__Work to complete__
Every line in the entries where "dictionaries" is found should be copied.

__Input__
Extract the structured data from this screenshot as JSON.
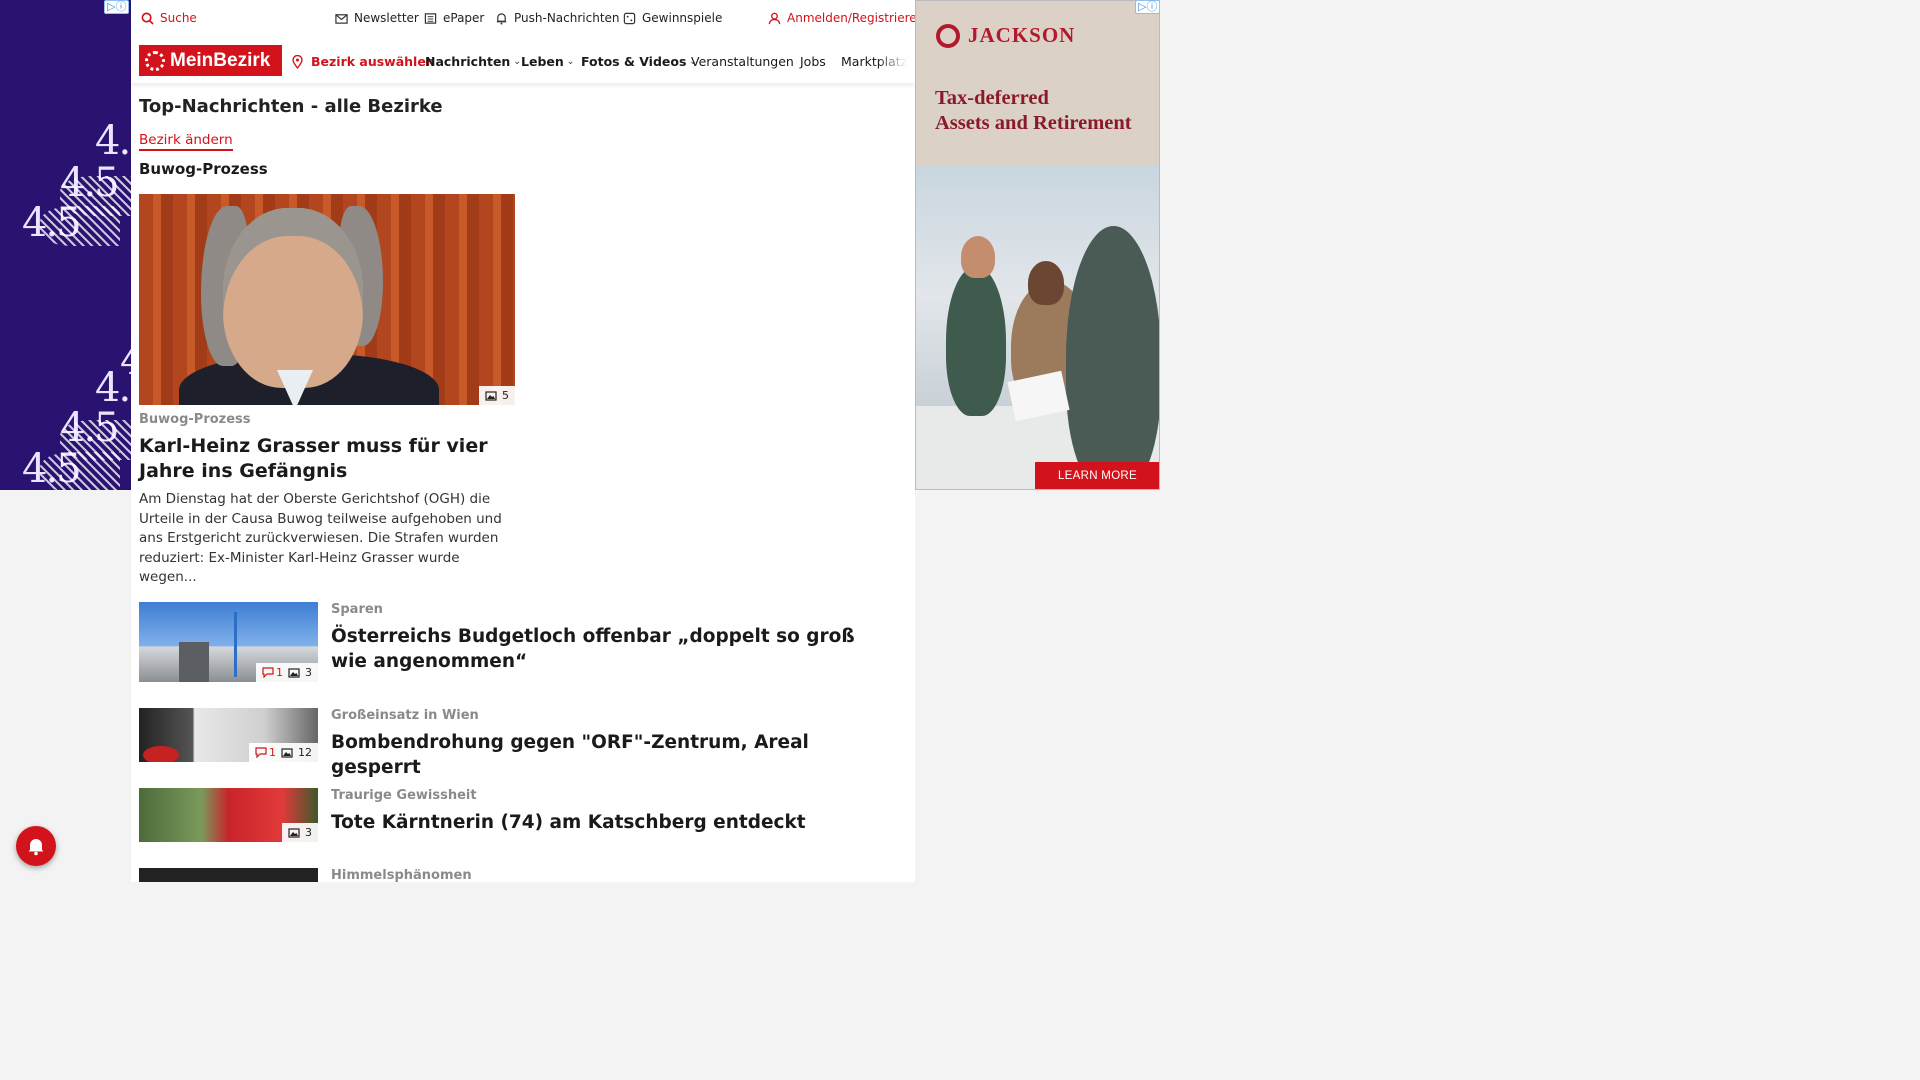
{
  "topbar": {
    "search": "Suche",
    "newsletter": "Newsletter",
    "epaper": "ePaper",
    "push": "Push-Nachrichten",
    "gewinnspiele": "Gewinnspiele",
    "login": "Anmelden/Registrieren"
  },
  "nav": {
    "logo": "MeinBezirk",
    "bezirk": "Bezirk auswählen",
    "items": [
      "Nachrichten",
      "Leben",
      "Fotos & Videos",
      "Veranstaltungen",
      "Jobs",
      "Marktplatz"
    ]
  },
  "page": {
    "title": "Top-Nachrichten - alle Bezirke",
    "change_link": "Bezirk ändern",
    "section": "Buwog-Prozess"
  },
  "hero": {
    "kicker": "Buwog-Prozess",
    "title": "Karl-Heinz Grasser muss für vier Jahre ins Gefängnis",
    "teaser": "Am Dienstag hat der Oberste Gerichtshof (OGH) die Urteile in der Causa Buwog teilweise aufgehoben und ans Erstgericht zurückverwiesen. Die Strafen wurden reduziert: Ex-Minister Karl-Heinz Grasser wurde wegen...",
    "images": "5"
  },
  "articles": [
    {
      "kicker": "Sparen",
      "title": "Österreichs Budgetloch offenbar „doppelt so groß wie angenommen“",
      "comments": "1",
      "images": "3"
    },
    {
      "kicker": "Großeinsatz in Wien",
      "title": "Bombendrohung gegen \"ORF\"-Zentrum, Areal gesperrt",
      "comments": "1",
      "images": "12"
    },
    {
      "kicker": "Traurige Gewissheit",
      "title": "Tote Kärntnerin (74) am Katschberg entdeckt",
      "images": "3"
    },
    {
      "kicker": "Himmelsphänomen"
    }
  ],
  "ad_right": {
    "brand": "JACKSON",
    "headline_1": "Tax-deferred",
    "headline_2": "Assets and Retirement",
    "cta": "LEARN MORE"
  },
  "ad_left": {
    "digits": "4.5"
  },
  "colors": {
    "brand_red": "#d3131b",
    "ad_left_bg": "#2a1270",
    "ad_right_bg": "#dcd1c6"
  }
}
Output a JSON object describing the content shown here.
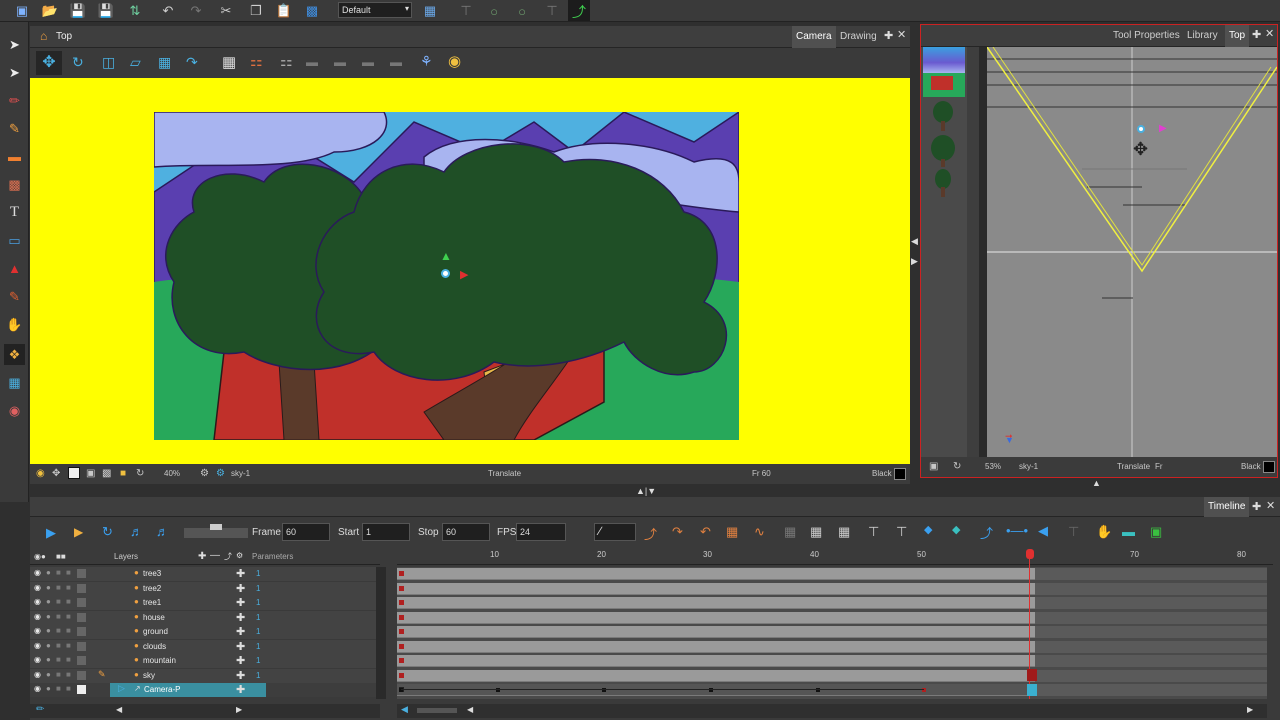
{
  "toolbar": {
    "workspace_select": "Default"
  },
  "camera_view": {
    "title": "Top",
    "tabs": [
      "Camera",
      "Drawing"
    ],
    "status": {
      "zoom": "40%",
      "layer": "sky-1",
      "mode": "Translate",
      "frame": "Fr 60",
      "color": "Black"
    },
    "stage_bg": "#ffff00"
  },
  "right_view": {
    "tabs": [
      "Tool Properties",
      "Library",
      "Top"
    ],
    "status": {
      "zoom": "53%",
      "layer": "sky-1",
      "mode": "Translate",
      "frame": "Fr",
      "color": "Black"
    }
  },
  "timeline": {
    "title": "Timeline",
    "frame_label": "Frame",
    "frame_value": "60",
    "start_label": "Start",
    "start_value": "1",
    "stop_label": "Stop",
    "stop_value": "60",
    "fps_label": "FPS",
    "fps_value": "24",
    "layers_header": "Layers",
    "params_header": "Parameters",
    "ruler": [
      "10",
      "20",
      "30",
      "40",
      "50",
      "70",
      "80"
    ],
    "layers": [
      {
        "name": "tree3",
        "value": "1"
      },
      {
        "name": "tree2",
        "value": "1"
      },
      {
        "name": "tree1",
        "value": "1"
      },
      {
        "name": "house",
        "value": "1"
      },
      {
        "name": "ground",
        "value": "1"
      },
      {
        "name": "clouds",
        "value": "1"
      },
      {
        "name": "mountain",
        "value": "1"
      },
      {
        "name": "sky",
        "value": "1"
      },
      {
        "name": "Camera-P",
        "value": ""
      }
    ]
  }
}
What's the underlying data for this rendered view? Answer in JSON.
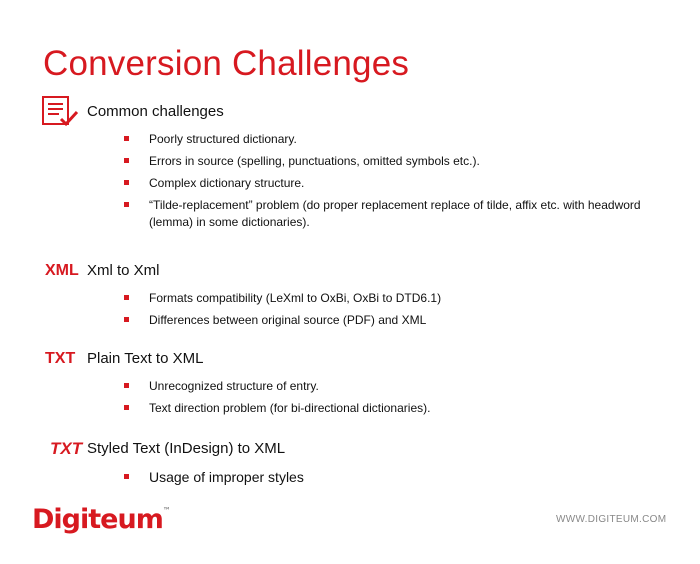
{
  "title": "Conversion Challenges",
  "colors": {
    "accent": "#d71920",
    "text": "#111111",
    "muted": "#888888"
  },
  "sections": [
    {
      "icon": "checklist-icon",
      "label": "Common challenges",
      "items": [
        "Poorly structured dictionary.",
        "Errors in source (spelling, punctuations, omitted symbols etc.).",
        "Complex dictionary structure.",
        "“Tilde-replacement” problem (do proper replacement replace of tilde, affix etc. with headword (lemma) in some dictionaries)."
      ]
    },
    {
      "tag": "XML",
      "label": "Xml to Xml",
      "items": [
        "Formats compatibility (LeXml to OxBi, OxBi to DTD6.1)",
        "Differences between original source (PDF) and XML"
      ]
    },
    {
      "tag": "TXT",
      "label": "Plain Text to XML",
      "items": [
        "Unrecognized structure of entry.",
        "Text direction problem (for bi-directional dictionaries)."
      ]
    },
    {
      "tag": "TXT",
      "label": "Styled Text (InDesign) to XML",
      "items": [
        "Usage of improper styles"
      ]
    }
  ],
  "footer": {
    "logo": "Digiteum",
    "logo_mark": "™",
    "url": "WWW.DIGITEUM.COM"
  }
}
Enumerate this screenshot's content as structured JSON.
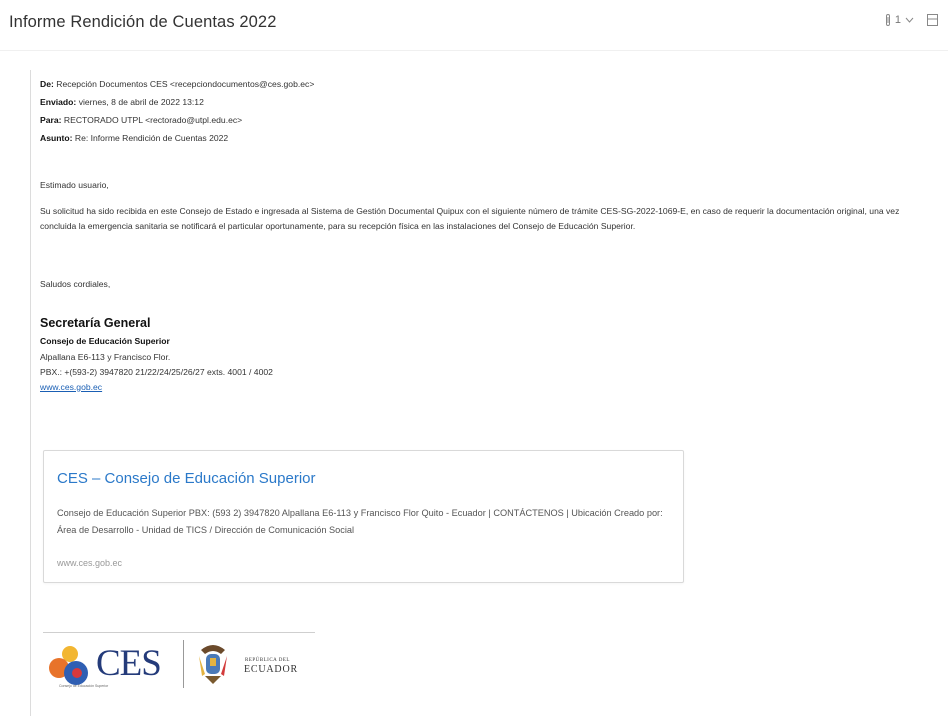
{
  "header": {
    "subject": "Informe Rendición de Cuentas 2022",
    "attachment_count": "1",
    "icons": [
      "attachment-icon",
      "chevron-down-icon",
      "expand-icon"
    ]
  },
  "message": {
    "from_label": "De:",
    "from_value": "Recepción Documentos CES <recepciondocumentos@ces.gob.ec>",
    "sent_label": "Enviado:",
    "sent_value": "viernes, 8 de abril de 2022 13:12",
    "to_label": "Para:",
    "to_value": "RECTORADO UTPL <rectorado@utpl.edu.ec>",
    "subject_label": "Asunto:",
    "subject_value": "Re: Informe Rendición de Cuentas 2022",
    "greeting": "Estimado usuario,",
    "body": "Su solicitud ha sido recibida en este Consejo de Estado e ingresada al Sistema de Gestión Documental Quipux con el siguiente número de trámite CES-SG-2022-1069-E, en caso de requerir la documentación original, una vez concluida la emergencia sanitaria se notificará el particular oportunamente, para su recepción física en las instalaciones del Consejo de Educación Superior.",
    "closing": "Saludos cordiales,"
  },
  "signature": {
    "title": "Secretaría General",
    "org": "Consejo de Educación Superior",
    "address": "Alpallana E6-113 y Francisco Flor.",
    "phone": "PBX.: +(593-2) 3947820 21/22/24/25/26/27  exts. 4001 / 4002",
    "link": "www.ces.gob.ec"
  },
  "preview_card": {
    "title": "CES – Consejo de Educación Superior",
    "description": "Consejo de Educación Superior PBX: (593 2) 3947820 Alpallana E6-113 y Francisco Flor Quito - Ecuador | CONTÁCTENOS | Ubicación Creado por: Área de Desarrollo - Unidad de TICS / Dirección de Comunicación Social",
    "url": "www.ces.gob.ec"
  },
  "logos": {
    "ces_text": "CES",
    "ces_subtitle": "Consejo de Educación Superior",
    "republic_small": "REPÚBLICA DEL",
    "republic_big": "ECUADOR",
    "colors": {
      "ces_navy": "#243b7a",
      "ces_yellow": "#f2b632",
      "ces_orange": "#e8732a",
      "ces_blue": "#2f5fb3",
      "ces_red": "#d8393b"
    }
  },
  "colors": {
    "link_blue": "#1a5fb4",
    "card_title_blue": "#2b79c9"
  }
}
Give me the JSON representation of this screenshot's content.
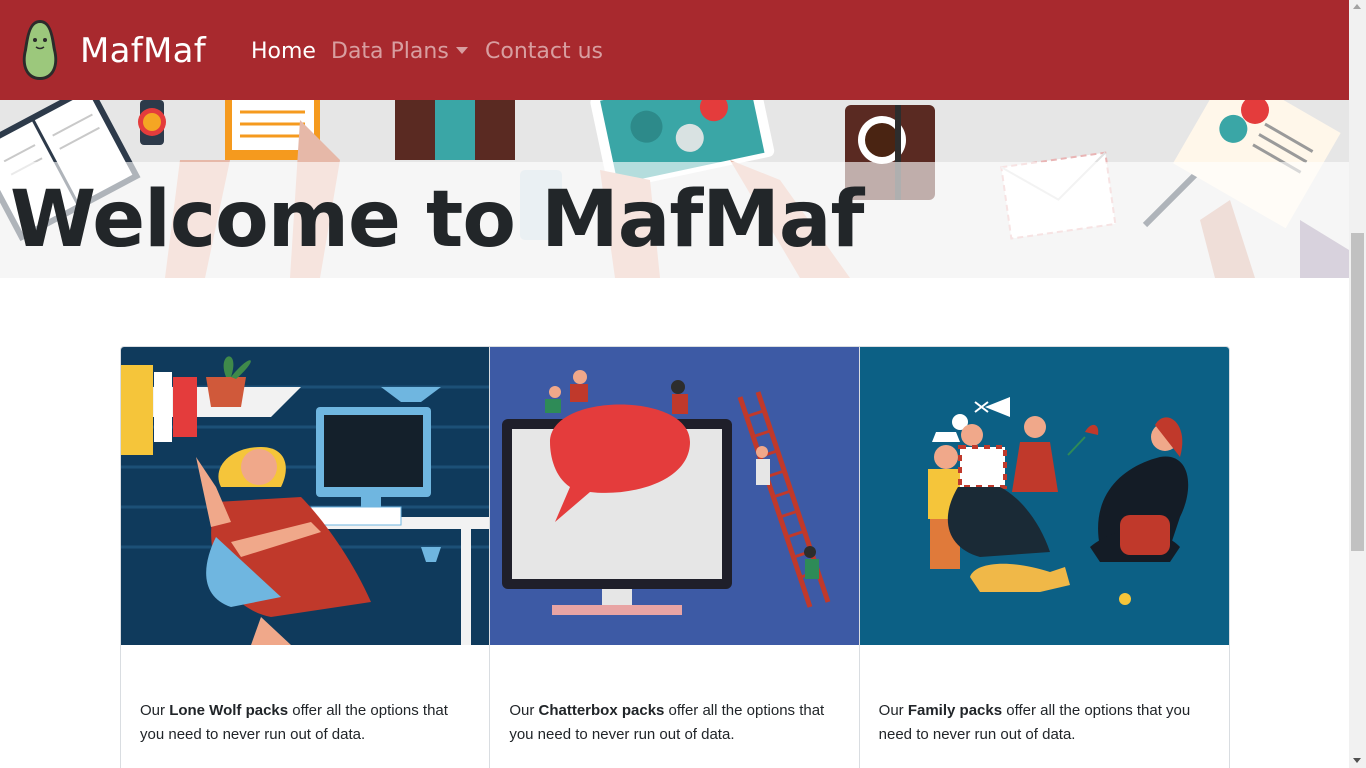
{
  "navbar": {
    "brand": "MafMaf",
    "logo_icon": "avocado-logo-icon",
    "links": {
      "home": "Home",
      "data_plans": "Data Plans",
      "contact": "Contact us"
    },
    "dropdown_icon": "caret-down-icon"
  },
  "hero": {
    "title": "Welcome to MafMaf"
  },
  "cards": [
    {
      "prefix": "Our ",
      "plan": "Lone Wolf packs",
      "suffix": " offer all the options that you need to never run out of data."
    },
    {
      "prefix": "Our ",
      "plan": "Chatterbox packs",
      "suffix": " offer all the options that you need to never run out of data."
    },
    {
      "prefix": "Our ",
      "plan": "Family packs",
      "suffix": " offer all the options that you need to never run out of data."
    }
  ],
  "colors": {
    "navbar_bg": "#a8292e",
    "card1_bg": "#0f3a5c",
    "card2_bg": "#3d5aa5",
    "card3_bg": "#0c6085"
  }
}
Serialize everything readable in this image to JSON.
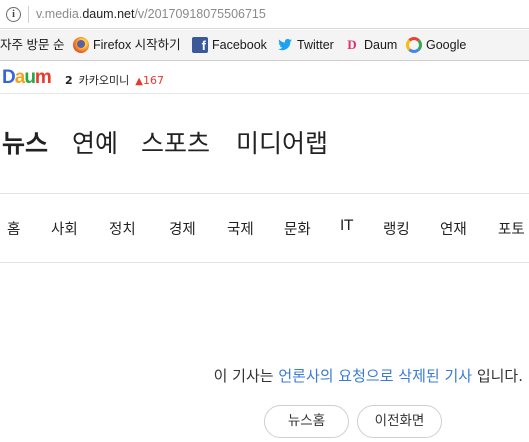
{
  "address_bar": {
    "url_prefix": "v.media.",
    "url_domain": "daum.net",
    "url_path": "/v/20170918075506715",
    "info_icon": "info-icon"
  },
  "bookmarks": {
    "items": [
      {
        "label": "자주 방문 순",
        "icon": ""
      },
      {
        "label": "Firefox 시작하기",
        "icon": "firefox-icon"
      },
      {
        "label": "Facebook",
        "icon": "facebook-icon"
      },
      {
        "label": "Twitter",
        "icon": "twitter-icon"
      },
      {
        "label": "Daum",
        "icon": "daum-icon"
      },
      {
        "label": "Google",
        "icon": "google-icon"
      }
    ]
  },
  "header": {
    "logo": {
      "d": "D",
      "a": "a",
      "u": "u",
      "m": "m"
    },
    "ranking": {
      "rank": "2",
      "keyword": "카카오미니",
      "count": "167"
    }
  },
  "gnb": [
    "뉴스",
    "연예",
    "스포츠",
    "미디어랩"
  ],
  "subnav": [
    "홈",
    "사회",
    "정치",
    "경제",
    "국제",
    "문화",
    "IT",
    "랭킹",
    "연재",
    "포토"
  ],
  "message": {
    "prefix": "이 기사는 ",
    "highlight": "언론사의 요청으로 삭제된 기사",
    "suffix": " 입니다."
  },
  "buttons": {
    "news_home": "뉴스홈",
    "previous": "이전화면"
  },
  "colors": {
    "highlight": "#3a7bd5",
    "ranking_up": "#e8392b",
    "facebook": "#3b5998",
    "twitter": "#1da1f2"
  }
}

__Answer below__
        "“Tilde-replacement” problem (do proper replacement replace of tilde, affix etc. with headword (lemma) in some dictionaries)."
        "Text direction problem (for bi-directional dictionaries)."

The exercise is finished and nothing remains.